Leave out the images and return all the data word for word.
——
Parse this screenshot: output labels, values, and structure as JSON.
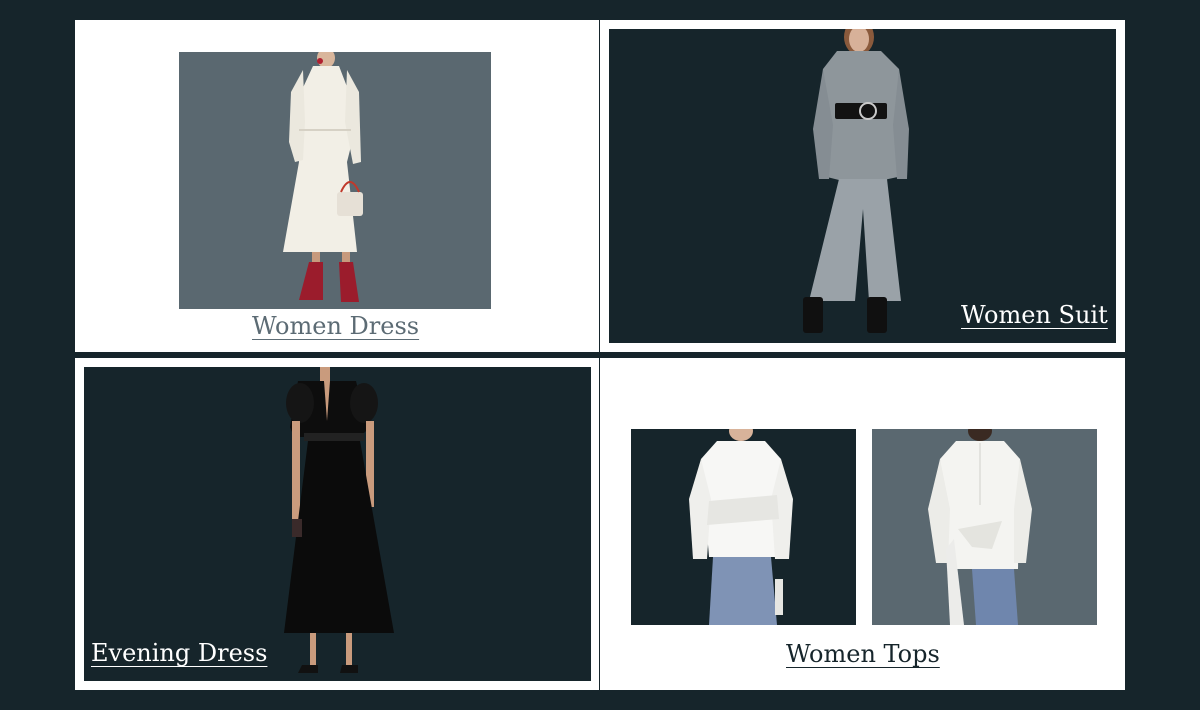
{
  "colors": {
    "page_background": "#16252b",
    "panel_background": "#ffffff",
    "slate_photo_background": "#5a6870",
    "dark_photo_background": "#16252b"
  },
  "tiles": {
    "women_dress": {
      "label": "Women Dress",
      "image": "model-white-dress-image"
    },
    "women_suit": {
      "label": "Women Suit",
      "image": "model-grey-suit-image"
    },
    "evening_dress": {
      "label": "Evening Dress",
      "image": "model-black-evening-dress-image"
    },
    "women_tops": {
      "label": "Women Tops",
      "images": [
        "white-top-front-image",
        "white-top-back-image"
      ]
    }
  }
}
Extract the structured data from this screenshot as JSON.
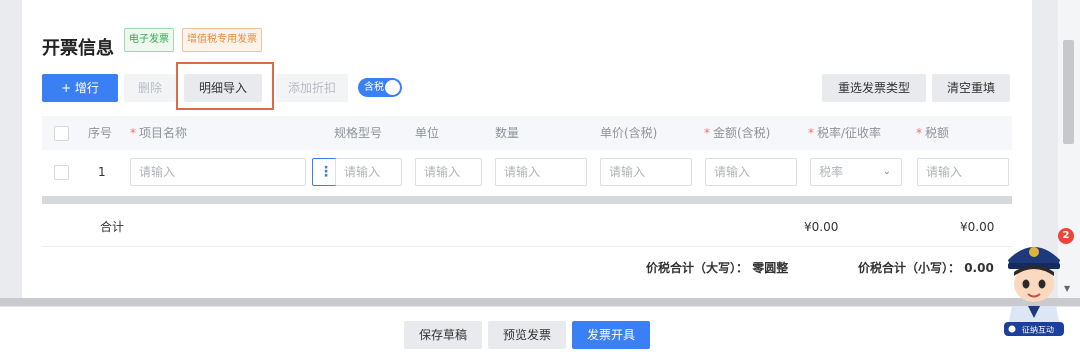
{
  "section": {
    "title": "开票信息",
    "tags": [
      "电子发票",
      "增值税专用发票"
    ]
  },
  "toolbar": {
    "add_row": "+ 增行",
    "delete": "删除",
    "import_detail": "明细导入",
    "add_discount": "添加折扣",
    "tax_toggle_label": "含税",
    "tax_toggle_on": true,
    "reselect_type": "重选发票类型",
    "clear_refill": "清空重填"
  },
  "table": {
    "headers": {
      "seq": "序号",
      "item_name": "项目名称",
      "spec": "规格型号",
      "unit": "单位",
      "qty": "数量",
      "unit_price": "单价(含税)",
      "amount": "金额(含税)",
      "tax_rate": "税率/征收率",
      "tax": "税额"
    },
    "row": {
      "seq": "1",
      "item_name_placeholder": "请输入",
      "spec_placeholder": "请输入",
      "unit_placeholder": "请输入",
      "qty_placeholder": "请输入",
      "price_placeholder": "请输入",
      "amount_placeholder": "请输入",
      "tax_rate_placeholder": "税率",
      "tax_placeholder": "请输入"
    },
    "summary": {
      "label": "合计",
      "amount": "¥0.00",
      "tax": "¥0.00"
    }
  },
  "totals": {
    "upper_label": "价税合计（大写）：",
    "upper_value": "零圆整",
    "lower_label": "价税合计（小写）：",
    "lower_value": "0.00"
  },
  "footer": {
    "save_draft": "保存草稿",
    "preview": "预览发票",
    "issue": "发票开具"
  },
  "assistant": {
    "badge_count": "2",
    "label": "征纳互动"
  },
  "colors": {
    "primary": "#3b7ff5",
    "required": "#f56c6c",
    "highlight_border": "#d96a4a"
  }
}
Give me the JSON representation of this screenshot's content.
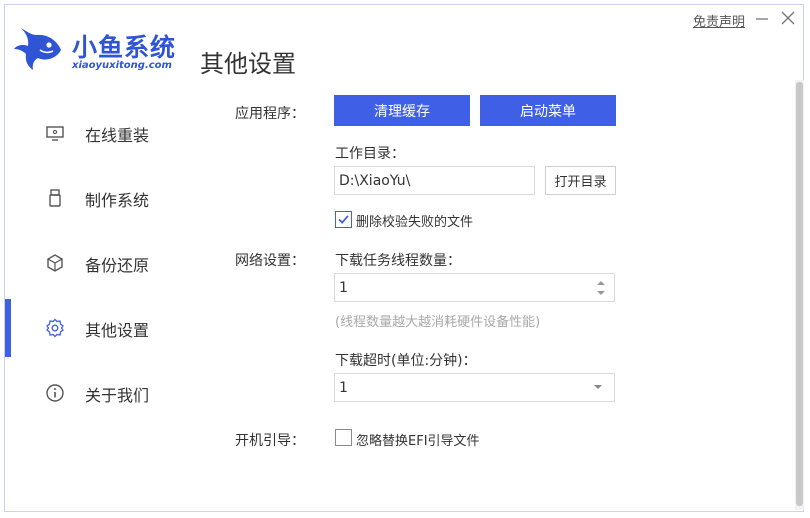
{
  "header": {
    "brand_name": "小鱼系统",
    "brand_domain": "xiaoyuxitong.com",
    "page_title": "其他设置",
    "disclaimer": "免责声明"
  },
  "sidebar": {
    "items": [
      {
        "label": "在线重装",
        "icon": "monitor-icon"
      },
      {
        "label": "制作系统",
        "icon": "usb-drive-icon"
      },
      {
        "label": "备份还原",
        "icon": "cube-restore-icon"
      },
      {
        "label": "其他设置",
        "icon": "gear-icon",
        "active": true
      },
      {
        "label": "关于我们",
        "icon": "info-icon"
      }
    ]
  },
  "app_section": {
    "label": "应用程序：",
    "clear_cache_button": "清理缓存",
    "boot_menu_button": "启动菜单",
    "work_dir_label": "工作目录：",
    "work_dir_value": "D:\\XiaoYu\\",
    "open_dir_button": "打开目录",
    "delete_failed_checkbox_label": "删除校验失败的文件",
    "delete_failed_checked": true
  },
  "network_section": {
    "label": "网络设置：",
    "thread_count_label": "下载任务线程数量：",
    "thread_count_value": "1",
    "thread_hint": "(线程数量越大越消耗硬件设备性能)",
    "timeout_label": "下载超时(单位:分钟)：",
    "timeout_value": "1"
  },
  "boot_section": {
    "label": "开机引导：",
    "ignore_efi_label": "忽略替换EFI引导文件",
    "ignore_efi_checked": false
  },
  "colors": {
    "accent": "#3e5fe6",
    "brand": "#2f55d4"
  }
}
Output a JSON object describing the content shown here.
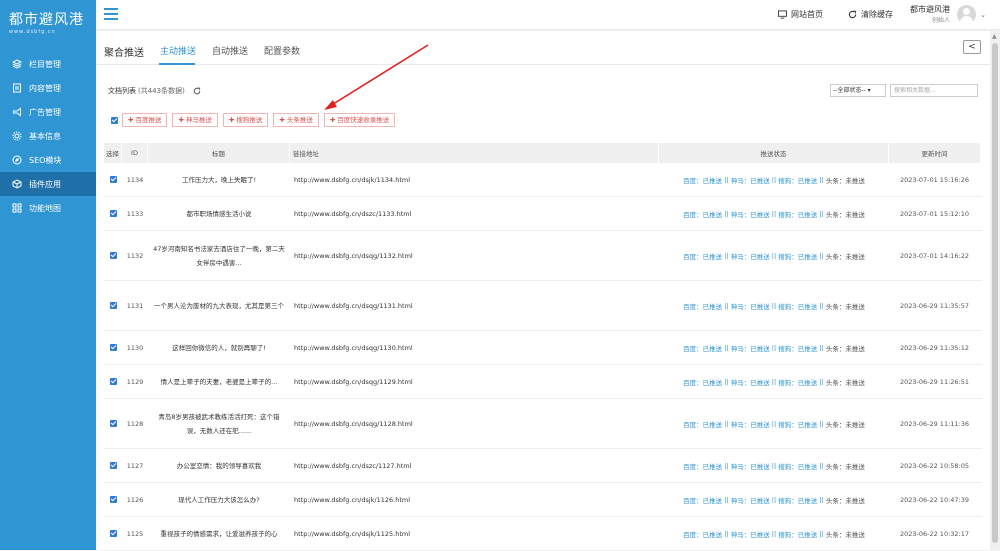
{
  "sidebar": {
    "logo_title": "都市避风港",
    "logo_sub": "www.dsbfg.cn",
    "items": [
      {
        "label": "栏目管理",
        "icon": "layers-icon"
      },
      {
        "label": "内容管理",
        "icon": "document-icon"
      },
      {
        "label": "广告管理",
        "icon": "megaphone-icon"
      },
      {
        "label": "基本信息",
        "icon": "gear-icon"
      },
      {
        "label": "SEO模块",
        "icon": "compass-icon"
      },
      {
        "label": "插件应用",
        "icon": "cube-icon",
        "active": true
      },
      {
        "label": "功能地图",
        "icon": "grid-icon"
      }
    ]
  },
  "topbar": {
    "site_home": "网站首页",
    "clear_cache": "清除缓存",
    "user_name": "都市避风港",
    "user_role": "创始人"
  },
  "tabs": {
    "main": "聚合推送",
    "items": [
      "主动推送",
      "自动推送",
      "配置参数"
    ],
    "active": "主动推送",
    "back_label": "<"
  },
  "list": {
    "title": "文档列表",
    "count": "(共443条数据)",
    "status_select": "--全部状态-- ▾",
    "search_placeholder": "搜索相关数据..."
  },
  "push_buttons": [
    "百度推送",
    "神马推送",
    "搜狗推送",
    "头条推送",
    "百度快速收录推送"
  ],
  "table": {
    "headers": [
      "选择",
      "ID",
      "标题",
      "链接地址",
      "推送状态",
      "更新时间"
    ],
    "rows": [
      {
        "id": "1134",
        "title": "工作压力大，晚上失眠了!",
        "url": "http://www.dsbfg.cn/dsjk/1134.html",
        "time": "2023-07-01 15:16:26",
        "height": 34
      },
      {
        "id": "1133",
        "title": "都市职场情感生活小说",
        "url": "http://www.dsbfg.cn/dszc/1133.html",
        "time": "2023-07-01 15:12:10",
        "height": 34
      },
      {
        "id": "1132",
        "title": "47岁河南知名书法家去酒店住了一晚，第二天女伴房中遇害...",
        "url": "http://www.dsbfg.cn/dsqg/1132.html",
        "time": "2023-07-01 14:16:22",
        "height": 50
      },
      {
        "id": "1131",
        "title": "一个男人沦为废材的九大表现，尤其是第三个",
        "url": "http://www.dsbfg.cn/dsqg/1131.html",
        "time": "2023-06-29 11:35:57",
        "height": 50
      },
      {
        "id": "1130",
        "title": "这样回你微信的人，就别再聊了!",
        "url": "http://www.dsbfg.cn/dsqg/1130.html",
        "time": "2023-06-29 11:35:12",
        "height": 34
      },
      {
        "id": "1129",
        "title": "情人是上辈子的夫妻，老婆是上辈子的...",
        "url": "http://www.dsbfg.cn/dsqg/1129.html",
        "time": "2023-06-29 11:26:51",
        "height": 34
      },
      {
        "id": "1128",
        "title": "青岛8岁男孩被武术教练活活打死：这个错误，无数人还在犯......",
        "url": "http://www.dsbfg.cn/dsqg/1128.html",
        "time": "2023-06-29 11:11:36",
        "height": 50
      },
      {
        "id": "1127",
        "title": "办公室恋情：我的领导喜欢我",
        "url": "http://www.dsbfg.cn/dszc/1127.html",
        "time": "2023-06-22 10:58:05",
        "height": 34
      },
      {
        "id": "1126",
        "title": "现代人工作压力大该怎么办?",
        "url": "http://www.dsbfg.cn/dsjk/1126.html",
        "time": "2023-06-22 10:47:39",
        "height": 34
      },
      {
        "id": "1125",
        "title": "重视孩子的情感需求，让爱滋养孩子的心",
        "url": "http://www.dsbfg.cn/dsjk/1125.html",
        "time": "2023-06-22 10:32:17",
        "height": 34
      }
    ],
    "status": {
      "baidu": "百度：已推送",
      "shenma": "神马：已推送",
      "sogou": "搜狗：已推送",
      "toutiao": "头条：未推送",
      "sep": "||"
    }
  },
  "colors": {
    "sidebar": "#2f95d3",
    "sidebar_active": "#1f6fa9",
    "accent": "#2f95d3",
    "push_button_text": "#d9534f",
    "arrow": "#e02020"
  }
}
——
**ANSWER FOR THIS EXERCISE**
Parse this screenshot: output labels, values, and structure as JSON.
{
  "colors": {
    "page_background": "#16252b",
    "panel_background": "#ffffff",
    "slate_photo_background": "#5a6870",
    "dark_photo_background": "#16252b"
  },
  "tiles": {
    "women_dress": {
      "label": "Women Dress",
      "image": "model-white-dress-image"
    },
    "women_suit": {
      "label": "Women Suit",
      "image": "model-grey-suit-image"
    },
    "evening_dress": {
      "label": "Evening Dress",
      "image": "model-black-evening-dress-image"
    },
    "women_tops": {
      "label": "Women Tops",
      "images": [
        "white-top-front-image",
        "white-top-back-image"
      ]
    }
  }
}
Extract the structured data from this screenshot as JSON.
{
  "section": {
    "title": "开票信息",
    "tags": [
      "电子发票",
      "增值税专用发票"
    ]
  },
  "toolbar": {
    "add_row": "+ 增行",
    "delete": "删除",
    "import_detail": "明细导入",
    "add_discount": "添加折扣",
    "tax_toggle_label": "含税",
    "tax_toggle_on": true,
    "reselect_type": "重选发票类型",
    "clear_refill": "清空重填"
  },
  "table": {
    "headers": {
      "seq": "序号",
      "item_name": "项目名称",
      "spec": "规格型号",
      "unit": "单位",
      "qty": "数量",
      "unit_price": "单价(含税)",
      "amount": "金额(含税)",
      "tax_rate": "税率/征收率",
      "tax": "税额"
    },
    "row": {
      "seq": "1",
      "item_name_placeholder": "请输入",
      "spec_placeholder": "请输入",
      "unit_placeholder": "请输入",
      "qty_placeholder": "请输入",
      "price_placeholder": "请输入",
      "amount_placeholder": "请输入",
      "tax_rate_placeholder": "税率",
      "tax_placeholder": "请输入"
    },
    "summary": {
      "label": "合计",
      "amount": "¥0.00",
      "tax": "¥0.00"
    }
  },
  "totals": {
    "upper_label": "价税合计（大写）：",
    "upper_value": "零圆整",
    "lower_label": "价税合计（小写）：",
    "lower_value": "0.00"
  },
  "footer": {
    "save_draft": "保存草稿",
    "preview": "预览发票",
    "issue": "发票开具"
  },
  "assistant": {
    "badge_count": "2",
    "label": "征纳互动"
  },
  "colors": {
    "primary": "#3b7ff5",
    "required": "#f56c6c",
    "highlight_border": "#d96a4a"
  }
}
Give me the JSON representation of this screenshot's content.
{
  "header": {
    "brand_name": "小鱼系统",
    "brand_domain": "xiaoyuxitong.com",
    "page_title": "其他设置",
    "disclaimer": "免责声明"
  },
  "sidebar": {
    "items": [
      {
        "label": "在线重装",
        "icon": "monitor-icon"
      },
      {
        "label": "制作系统",
        "icon": "usb-drive-icon"
      },
      {
        "label": "备份还原",
        "icon": "cube-restore-icon"
      },
      {
        "label": "其他设置",
        "icon": "gear-icon",
        "active": true
      },
      {
        "label": "关于我们",
        "icon": "info-icon"
      }
    ]
  },
  "app_section": {
    "label": "应用程序：",
    "clear_cache_button": "清理缓存",
    "boot_menu_button": "启动菜单",
    "work_dir_label": "工作目录：",
    "work_dir_value": "D:\\XiaoYu\\",
    "open_dir_button": "打开目录",
    "delete_failed_checkbox_label": "删除校验失败的文件",
    "delete_failed_checked": true
  },
  "network_section": {
    "label": "网络设置：",
    "thread_count_label": "下载任务线程数量：",
    "thread_count_value": "1",
    "thread_hint": "(线程数量越大越消耗硬件设备性能)",
    "timeout_label": "下载超时(单位:分钟)：",
    "timeout_value": "1"
  },
  "boot_section": {
    "label": "开机引导：",
    "ignore_efi_label": "忽略替换EFI引导文件",
    "ignore_efi_checked": false
  },
  "colors": {
    "accent": "#3e5fe6",
    "brand": "#2f55d4"
  }
}
Output a JSON object describing the content shown here.
{
  "sidebar": {
    "logo_title": "都市避风港",
    "logo_sub": "www.dsbfg.cn",
    "items": [
      {
        "label": "栏目管理",
        "icon": "layers-icon"
      },
      {
        "label": "内容管理",
        "icon": "document-icon"
      },
      {
        "label": "广告管理",
        "icon": "megaphone-icon"
      },
      {
        "label": "基本信息",
        "icon": "gear-icon"
      },
      {
        "label": "SEO模块",
        "icon": "compass-icon"
      },
      {
        "label": "插件应用",
        "icon": "cube-icon",
        "active": true
      },
      {
        "label": "功能地图",
        "icon": "grid-icon"
      }
    ]
  },
  "topbar": {
    "site_home": "网站首页",
    "clear_cache": "清除缓存",
    "user_name": "都市避风港",
    "user_role": "创始人"
  },
  "tabs": {
    "main": "聚合推送",
    "items": [
      "主动推送",
      "自动推送",
      "配置参数"
    ],
    "active": "主动推送",
    "back_label": "<"
  },
  "list": {
    "title": "文档列表",
    "count": "(共443条数据)",
    "status_select": "--全部状态-- ▾",
    "search_placeholder": "搜索相关数据..."
  },
  "push_buttons": [
    "百度推送",
    "神马推送",
    "搜狗推送",
    "头条推送",
    "百度快速收录推送"
  ],
  "table": {
    "headers": [
      "选择",
      "ID",
      "标题",
      "链接地址",
      "推送状态",
      "更新时间"
    ],
    "rows": [
      {
        "id": "1134",
        "title": "工作压力大，晚上失眠了!",
        "url": "http://www.dsbfg.cn/dsjk/1134.html",
        "time": "2023-07-01 15:16:26",
        "height": 34
      },
      {
        "id": "1133",
        "title": "都市职场情感生活小说",
        "url": "http://www.dsbfg.cn/dszc/1133.html",
        "time": "2023-07-01 15:12:10",
        "height": 34
      },
      {
        "id": "1132",
        "title": "47岁河南知名书法家去酒店住了一晚，第二天女伴房中遇害...",
        "url": "http://www.dsbfg.cn/dsqg/1132.html",
        "time": "2023-07-01 14:16:22",
        "height": 50
      },
      {
        "id": "1131",
        "title": "一个男人沦为废材的九大表现，尤其是第三个",
        "url": "http://www.dsbfg.cn/dsqg/1131.html",
        "time": "2023-06-29 11:35:57",
        "height": 50
      },
      {
        "id": "1130",
        "title": "这样回你微信的人，就别再聊了!",
        "url": "http://www.dsbfg.cn/dsqg/1130.html",
        "time": "2023-06-29 11:35:12",
        "height": 34
      },
      {
        "id": "1129",
        "title": "情人是上辈子的夫妻，老婆是上辈子的...",
        "url": "http://www.dsbfg.cn/dsqg/1129.html",
        "time": "2023-06-29 11:26:51",
        "height": 34
      },
      {
        "id": "1128",
        "title": "青岛8岁男孩被武术教练活活打死：这个错误，无数人还在犯......",
        "url": "http://www.dsbfg.cn/dsqg/1128.html",
        "time": "2023-06-29 11:11:36",
        "height": 50
      },
      {
        "id": "1127",
        "title": "办公室恋情：我的领导喜欢我",
        "url": "http://www.dsbfg.cn/dszc/1127.html",
        "time": "2023-06-22 10:58:05",
        "height": 34
      },
      {
        "id": "1126",
        "title": "现代人工作压力大该怎么办?",
        "url": "http://www.dsbfg.cn/dsjk/1126.html",
        "time": "2023-06-22 10:47:39",
        "height": 34
      },
      {
        "id": "1125",
        "title": "重视孩子的情感需求，让爱滋养孩子的心",
        "url": "http://www.dsbfg.cn/dsjk/1125.html",
        "time": "2023-06-22 10:32:17",
        "height": 34
      }
    ],
    "status": {
      "baidu": "百度：已推送",
      "shenma": "神马：已推送",
      "sogou": "搜狗：已推送",
      "toutiao": "头条：未推送",
      "sep": "||"
    }
  },
  "colors": {
    "sidebar": "#2f95d3",
    "sidebar_active": "#1f6fa9",
    "accent": "#2f95d3",
    "push_button_text": "#d9534f",
    "arrow": "#e02020"
  }
}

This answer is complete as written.